If we don’t know how we’re doing with respect to certain standards or to our colleagues, how do we know we’re improving or doing a good job?

External reference points are essential to corroborate one’s own self-assessment.


Guiding Principles of Formative Assessment

(designed for improvement)


Non-public (unless Observee decides differently)


Descriptive-analytical (not judgmental/evaluative)



best practice for formative assessment of teaching the buddy system
“Best Practice” for Formative Assessment of Teaching:The Buddy System

Who is a candidate for your “buddy”?

  • Someone at your approximate rank.
  • Someone who is not responsible for your evaluation.
  • Someone from another department, if yours is too small (or poisonous).
  • Someone you like and trust, and can be honest with you.
  • Someone who does not intimidate you.
  • Someone who is positively inclined toward the department, the university, and the students.
best practice for formative assessment of teaching the buddy system1
“Best Practice” for Formative Assessment of TeachingThe Buddy System

Invite a trusted colleague to exchange these services:

  • Review syllabi
  • Brainstorm lessons, assignments, activities
  • Inspect tests and quizzes before administering them
  • Visit your classroom
  • Share materials and successful techniques
  • Watch a videotape of your class with you
  • Help you to interpret the results of your student surveys
  • Run a focus group in your class

Guiding Principles of Summative Assessment

(for making judgments, personnel decisions)

  • Regular but not frequent
  • Public
  • Multifaceted (more than one indicator used)
  • Objective (more than one perspective present)
  • Used for making judgments
  • Formal, procedural
take control of the summative process
Take Control of the Summative Process
  • Request an observation
    • Opportunity to proactively choose a helpful colleague, a mentor
    • Chair must observe once prior to T&P application
  • Schedule a time to discuss your goals and a specific observation day
    • Helps your colleague/mentor focus on the important aspects of your teaching
    • Avoids the surprise visit
    • Opportunity to suggest instrument that can guide the observation
take control of the summative process1
Take Control of the Summative Process
  • Try to schedule a follow-up discussion soon, but not immediately after class
    • Opportunity to clarify the important details, get feedback
  • Remind observer about writing the letter/report before memory fades
  • Develop a private “schedule” of several formative and summative observations
    • Opportunity to develop the materials for a “story”
caution 1 if you use a scale define what each level means
CAUTION 1If you use a scale, define what each level means
  • Unsatisfactory
  • Below Average
  • Average
  • Above Average
  • Excellent
  • Beginning
  • Developing
  • Accomplished
  • Skilled
caution 2 do not give peer observations undue weight in summative evaluations
CAUTION 2Do not give peer observations undue weight in summative evaluations
  • Limited amount of time or number of observations
    • Consider a planned sequence of observation with specific goals
  • Differing views of teaching among peers
  • It is supplementary to other information sources about teaching
  • Peers may not observe systematically if not trained and practiced
    • Peers often have limited experience observing teaching
    • Historically faculty are not trained to observe teaching
    • Tools have limits
  • Peer observations can be tainted by reputation of instructor
  • Colleagues tend to be generous in ratings (we’re all above average)
  • Low correlation of ratings between different colleagues
    • Use a validated tool consistently over time and get trained on it.

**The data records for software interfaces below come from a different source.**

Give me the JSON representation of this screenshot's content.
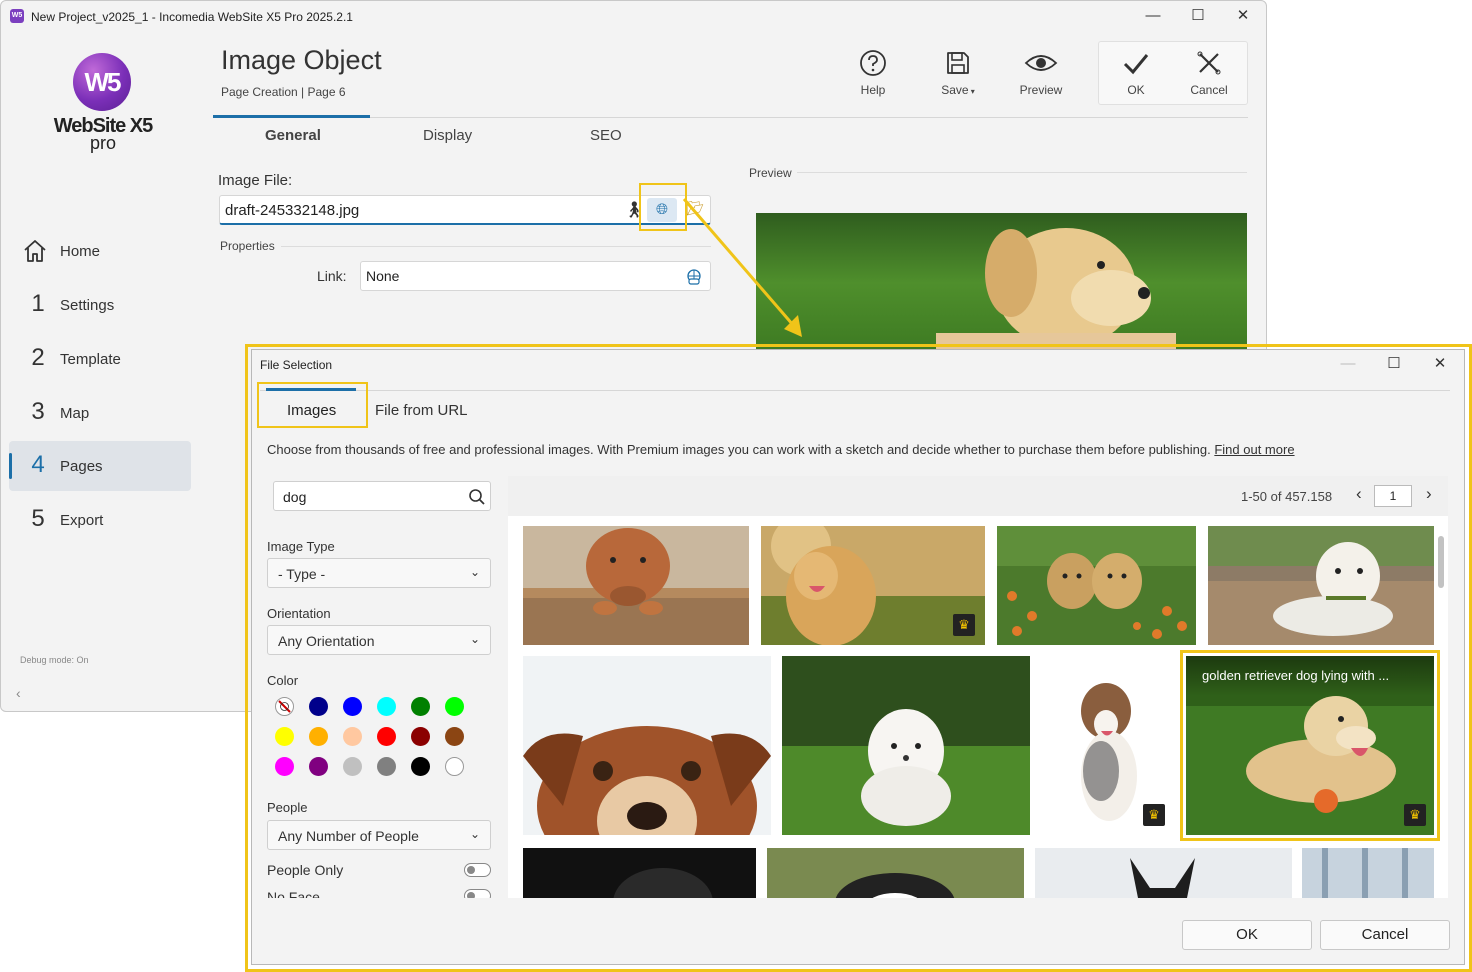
{
  "window": {
    "title": "New Project_v2025_1 - Incomedia WebSite X5 Pro 2025.2.1",
    "app_icon": "W5",
    "minimize": "—",
    "maximize": "☐",
    "close": "✕"
  },
  "logo": {
    "mark": "W5",
    "name": "WebSite X5",
    "edition": "pro"
  },
  "sidebar": {
    "items": [
      {
        "num": "",
        "label": "Home",
        "icon": "home-icon"
      },
      {
        "num": "1",
        "label": "Settings"
      },
      {
        "num": "2",
        "label": "Template"
      },
      {
        "num": "3",
        "label": "Map"
      },
      {
        "num": "4",
        "label": "Pages",
        "active": true
      },
      {
        "num": "5",
        "label": "Export"
      }
    ],
    "debug": "Debug mode: On",
    "collapse": "‹"
  },
  "header": {
    "title": "Image Object",
    "breadcrumb": "Page Creation | Page 6"
  },
  "toolbar": {
    "help": "Help",
    "save": "Save",
    "preview": "Preview",
    "ok": "OK",
    "cancel": "Cancel"
  },
  "tabs": [
    "General",
    "Display",
    "SEO"
  ],
  "form": {
    "image_file_label": "Image File:",
    "image_file_value": "draft-245332148.jpg",
    "properties_label": "Properties",
    "link_label": "Link:",
    "link_value": "None",
    "preview_label": "Preview"
  },
  "dialog": {
    "title": "File Selection",
    "tabs": [
      "Images",
      "File from URL"
    ],
    "description": "Choose from thousands of free and professional images. With Premium images you can work with a sketch and decide whether to purchase them before publishing.",
    "find_out_more": "Find out more",
    "search_value": "dog",
    "image_type_label": "Image Type",
    "image_type_value": "- Type -",
    "orientation_label": "Orientation",
    "orientation_value": "Any Orientation",
    "color_label": "Color",
    "colors": [
      "#ffffff",
      "#00008b",
      "#0000ff",
      "#00ffff",
      "#008000",
      "#00ff00",
      "#ffff00",
      "#ffb000",
      "#ffc8a0",
      "#ff0000",
      "#8b0000",
      "#8b4513",
      "#ff00ff",
      "#800080",
      "#c0c0c0",
      "#808080",
      "#000000",
      "#ffffff"
    ],
    "people_label": "People",
    "people_value": "Any Number of People",
    "people_only_label": "People Only",
    "no_face_label": "No Face",
    "results": "1-50 of 457.158",
    "page": "1",
    "tooltip": "golden retriever dog lying with ...",
    "ok": "OK",
    "cancel": "Cancel"
  },
  "colors": {
    "accent": "#1c6fa8",
    "highlight": "#f0c419",
    "premium": "#f5c400"
  }
}
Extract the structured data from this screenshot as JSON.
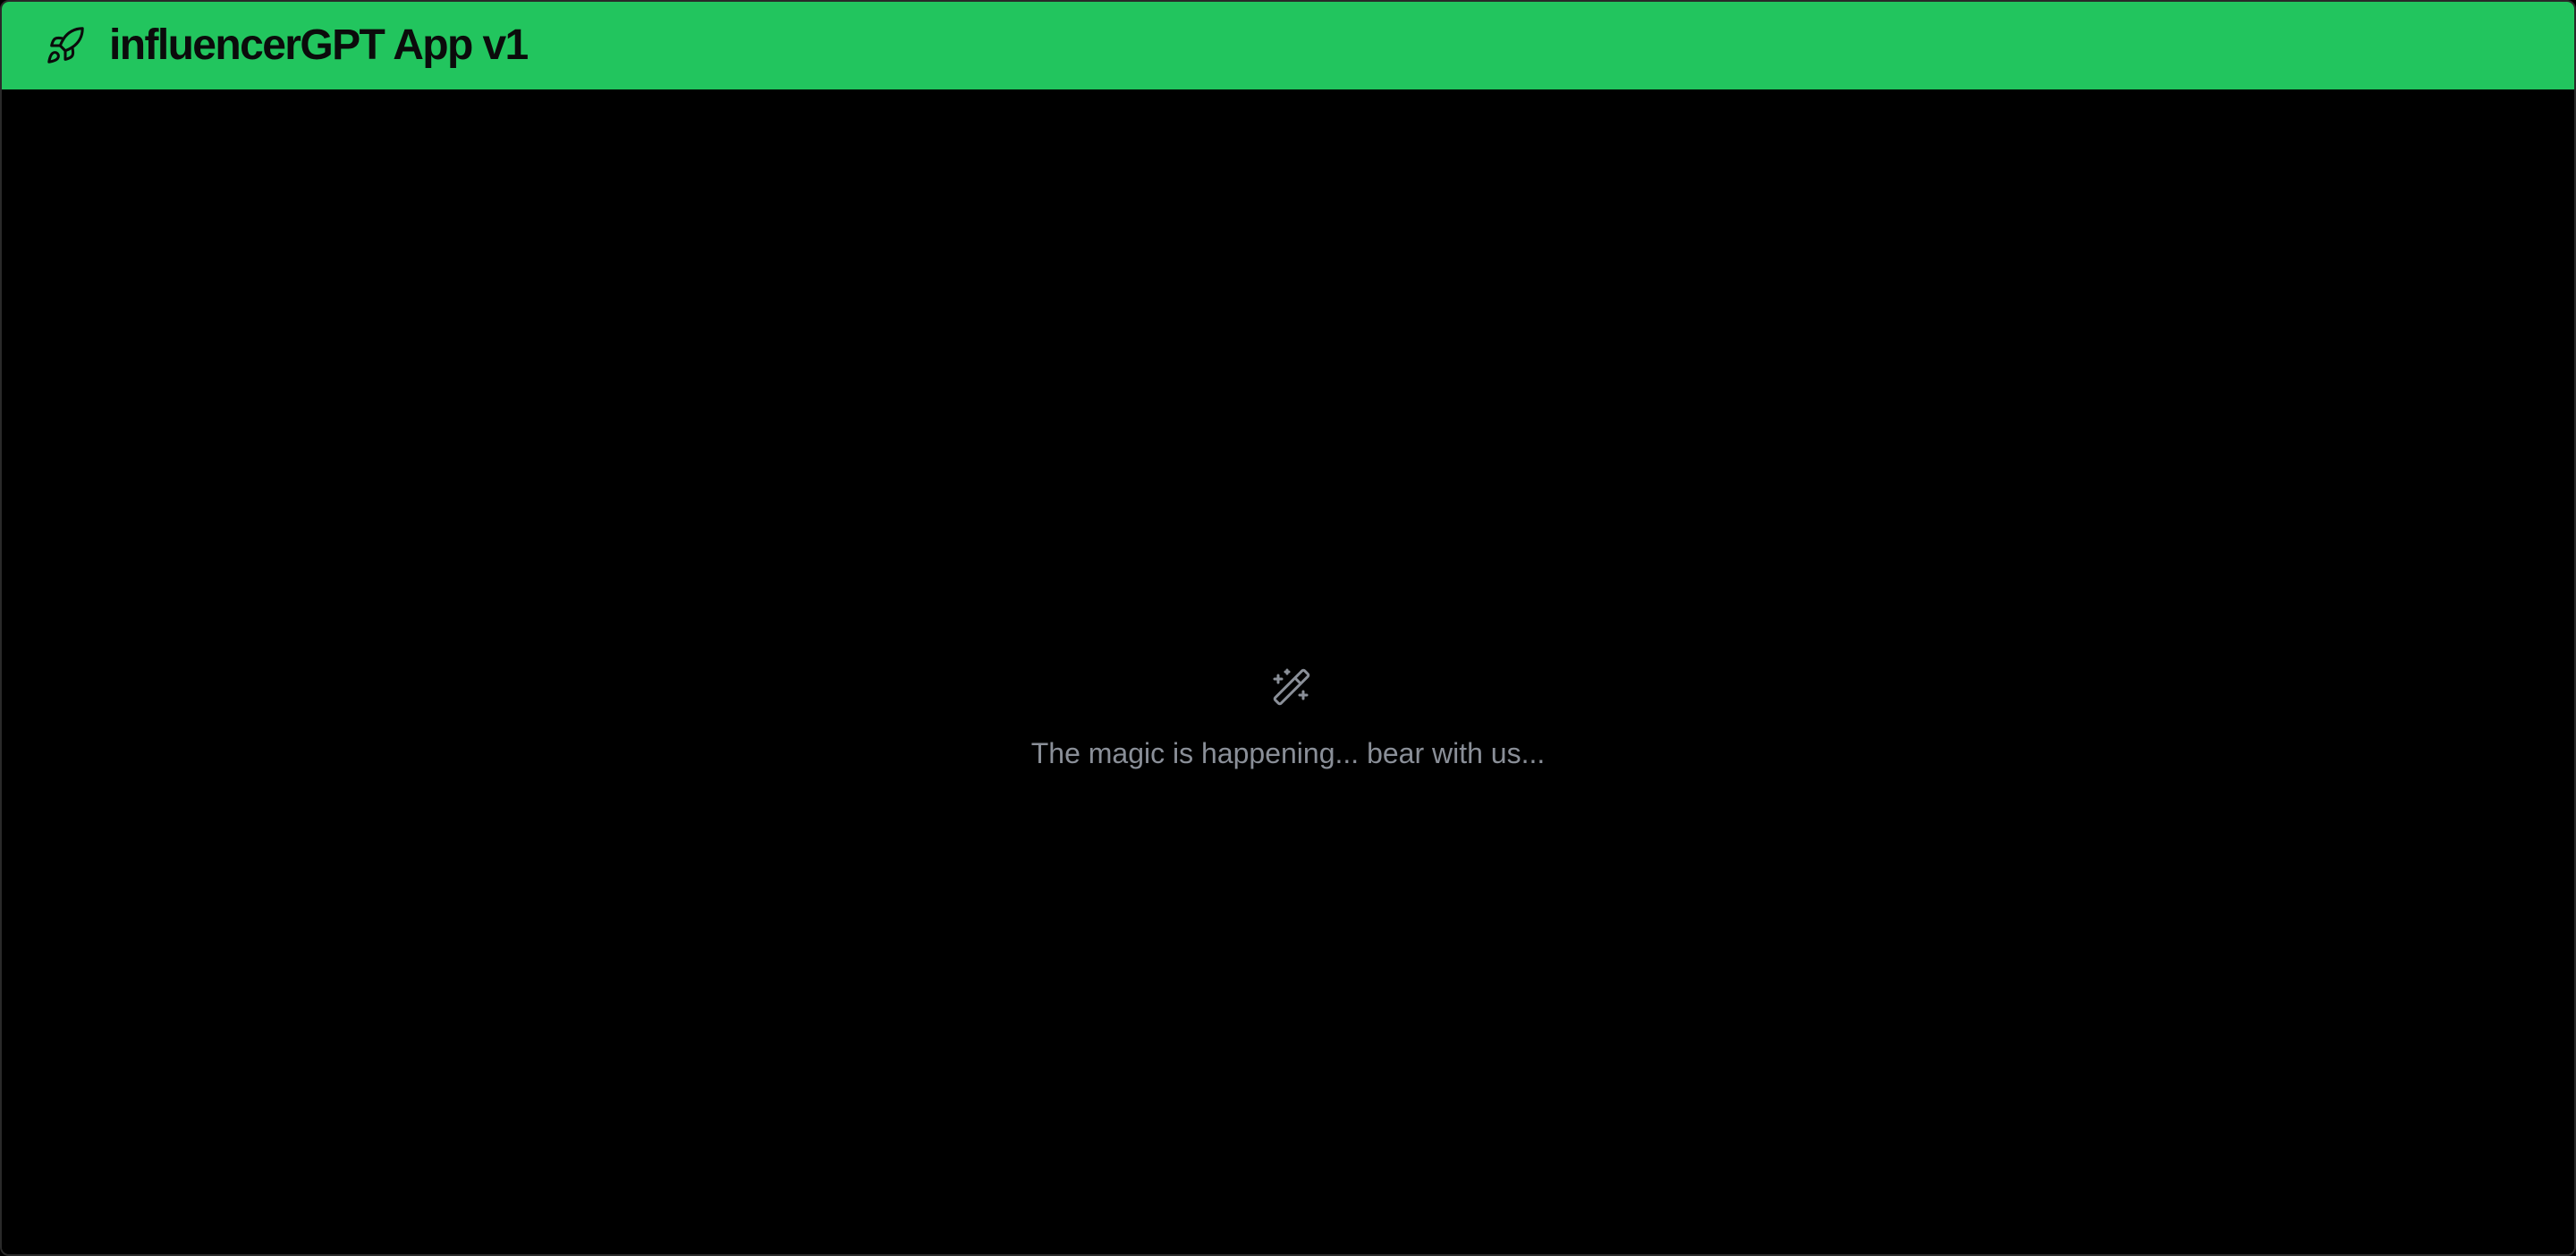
{
  "header": {
    "title": "influencerGPT App v1",
    "icon": "rocket-icon",
    "background_color": "#22c55e"
  },
  "main": {
    "background_color": "#000000",
    "loading": {
      "icon": "magic-wand-icon",
      "message": "The magic is happening... bear with us..."
    }
  }
}
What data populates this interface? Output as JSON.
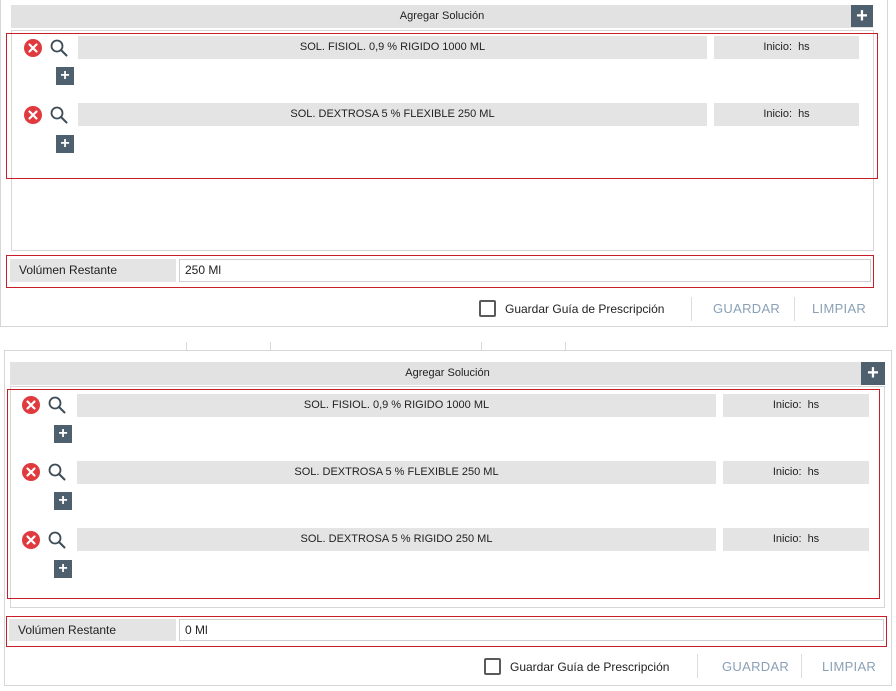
{
  "panel1": {
    "header": "Agregar Solución",
    "solutions": [
      {
        "name": "SOL. FISIOL. 0,9 % RIGIDO 1000 ML",
        "inicio_label": "Inicio:",
        "inicio_unit": "hs"
      },
      {
        "name": "SOL. DEXTROSA 5 % FLEXIBLE 250 ML",
        "inicio_label": "Inicio:",
        "inicio_unit": "hs"
      }
    ],
    "volume_label": "Volúmen Restante",
    "volume_value": "250 Ml",
    "save_guide_label": "Guardar Guía de Prescripción",
    "save_label": "GUARDAR",
    "clear_label": "LIMPIAR"
  },
  "panel2": {
    "header": "Agregar Solución",
    "solutions": [
      {
        "name": "SOL. FISIOL. 0,9 % RIGIDO 1000 ML",
        "inicio_label": "Inicio:",
        "inicio_unit": "hs"
      },
      {
        "name": "SOL. DEXTROSA 5 % FLEXIBLE 250 ML",
        "inicio_label": "Inicio:",
        "inicio_unit": "hs"
      },
      {
        "name": "SOL. DEXTROSA 5 % RIGIDO 250 ML",
        "inicio_label": "Inicio:",
        "inicio_unit": "hs"
      }
    ],
    "volume_label": "Volúmen Restante",
    "volume_value": "0 Ml",
    "save_guide_label": "Guardar Guía de Prescripción",
    "save_label": "GUARDAR",
    "clear_label": "LIMPIAR"
  },
  "icons": {
    "remove": "remove-circle-icon",
    "search": "search-icon",
    "add": "plus-icon"
  },
  "colors": {
    "remove_red": "#e0393e",
    "add_button": "#4e5f6e",
    "highlight_border": "#c81e2a",
    "action_text": "#8aa0b6"
  }
}
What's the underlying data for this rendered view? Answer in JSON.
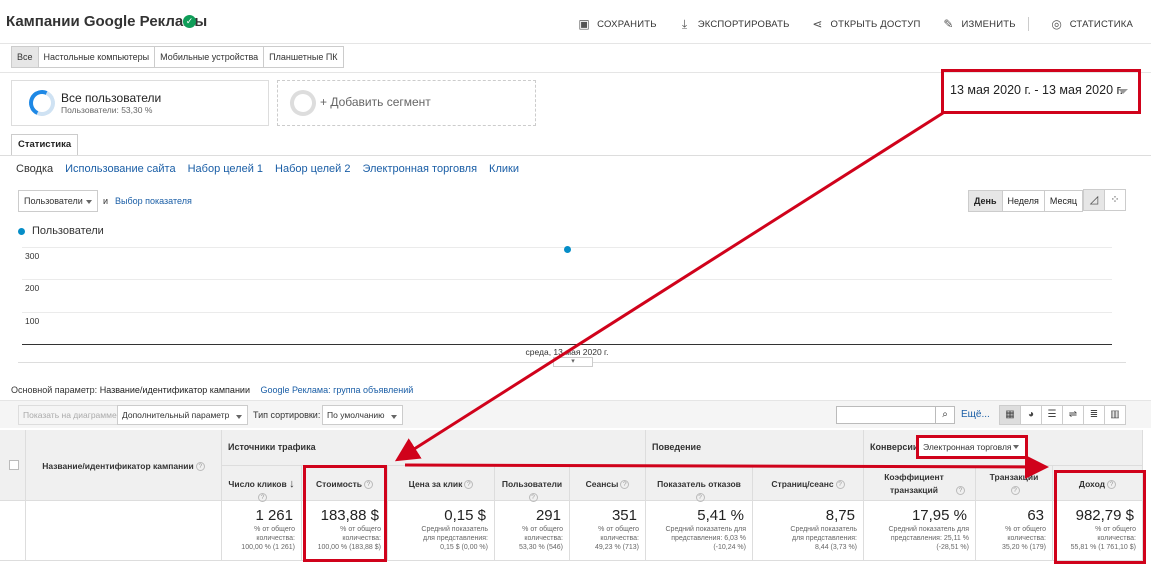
{
  "header": {
    "title": "Кампании Google Рекламы",
    "actions": [
      "СОХРАНИТЬ",
      "ЭКСПОРТИРОВАТЬ",
      "ОТКРЫТЬ ДОСТУП",
      "ИЗМЕНИТЬ",
      "СТАТИСТИКА"
    ]
  },
  "device_tabs": [
    "Все",
    "Настольные компьютеры",
    "Мобильные устройства",
    "Планшетные ПК"
  ],
  "segments": {
    "active_name": "Все пользователи",
    "active_sub": "Пользователи: 53,30 %",
    "add_label": "+ Добавить сегмент"
  },
  "date_range": "13 мая 2020 г. - 13 мая 2020 г.",
  "report_tab": "Статистика",
  "sub_tabs": [
    "Сводка",
    "Использование сайта",
    "Набор целей 1",
    "Набор целей 2",
    "Электронная торговля",
    "Клики"
  ],
  "chart_controls": {
    "metric": "Пользователи",
    "and": "и",
    "pick_metric": "Выбор показателя",
    "periods": [
      "День",
      "Неделя",
      "Месяц"
    ]
  },
  "chart_data": {
    "type": "line",
    "series": [
      {
        "name": "Пользователи",
        "values": [
          291
        ]
      }
    ],
    "x": [
      "среда, 13 мая 2020 г."
    ],
    "yticks": [
      "300",
      "200",
      "100"
    ],
    "ylim": [
      0,
      320
    ],
    "grid": true,
    "legend": "top-left"
  },
  "primary_dimension": {
    "label": "Основной параметр:",
    "value": "Название/идентификатор кампании",
    "alt": "Google Реклама: группа объявлений"
  },
  "toolbar": {
    "plot_rows": "Показать на диаграмме",
    "secondary": "Дополнительный параметр",
    "sort_label": "Тип сортировки:",
    "sort_value": "По умолчанию",
    "more": "Ещё..."
  },
  "table": {
    "dim_header": "Название/идентификатор кампании",
    "groups": {
      "acquisition": "Источники трафика",
      "behavior": "Поведение",
      "conversions": "Конверсии",
      "conversion_select": "Электронная торговля"
    },
    "columns": [
      {
        "label": "Число кликов",
        "value": "1 261",
        "note1": "% от общего",
        "note2": "количества:",
        "note3": "100,00 % (1 261)"
      },
      {
        "label": "Стоимость",
        "value": "183,88 $",
        "note1": "% от общего",
        "note2": "количества:",
        "note3": "100,00 % (183,88 $)"
      },
      {
        "label": "Цена за клик",
        "value": "0,15 $",
        "note1": "Средний показатель",
        "note2": "для представления:",
        "note3": "0,15 $ (0,00 %)"
      },
      {
        "label": "Пользователи",
        "value": "291",
        "note1": "% от общего",
        "note2": "количества:",
        "note3": "53,30 % (546)"
      },
      {
        "label": "Сеансы",
        "value": "351",
        "note1": "% от общего",
        "note2": "количества:",
        "note3": "49,23 % (713)"
      },
      {
        "label": "Показатель отказов",
        "value": "5,41 %",
        "note1": "Средний показатель для",
        "note2": "представления: 6,03 %",
        "note3": "(-10,24 %)"
      },
      {
        "label": "Страниц/сеанс",
        "value": "8,75",
        "note1": "Средний показатель",
        "note2": "для представления:",
        "note3": "8,44 (3,73 %)"
      },
      {
        "label": "Коэффициент транзакций",
        "value": "17,95 %",
        "note1": "Средний показатель для",
        "note2": "представления: 25,11 %",
        "note3": "(-28,51 %)"
      },
      {
        "label": "Транзакции",
        "value": "63",
        "note1": "% от общего",
        "note2": "количества:",
        "note3": "35,20 % (179)"
      },
      {
        "label": "Доход",
        "value": "982,79 $",
        "note1": "% от общего",
        "note2": "количества:",
        "note3": "55,81 % (1 761,10 $)"
      }
    ]
  },
  "colors": {
    "accent": "#058dc7",
    "highlight": "#d0021b",
    "link": "#1a5ea6"
  }
}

Read the Peer Observation Handbook for more in-depth information (Provost’s Office website):

Use CETaL resources for formative purposes:

  • Video-taping
  • Observations with consultation
  • Customizing course evaluations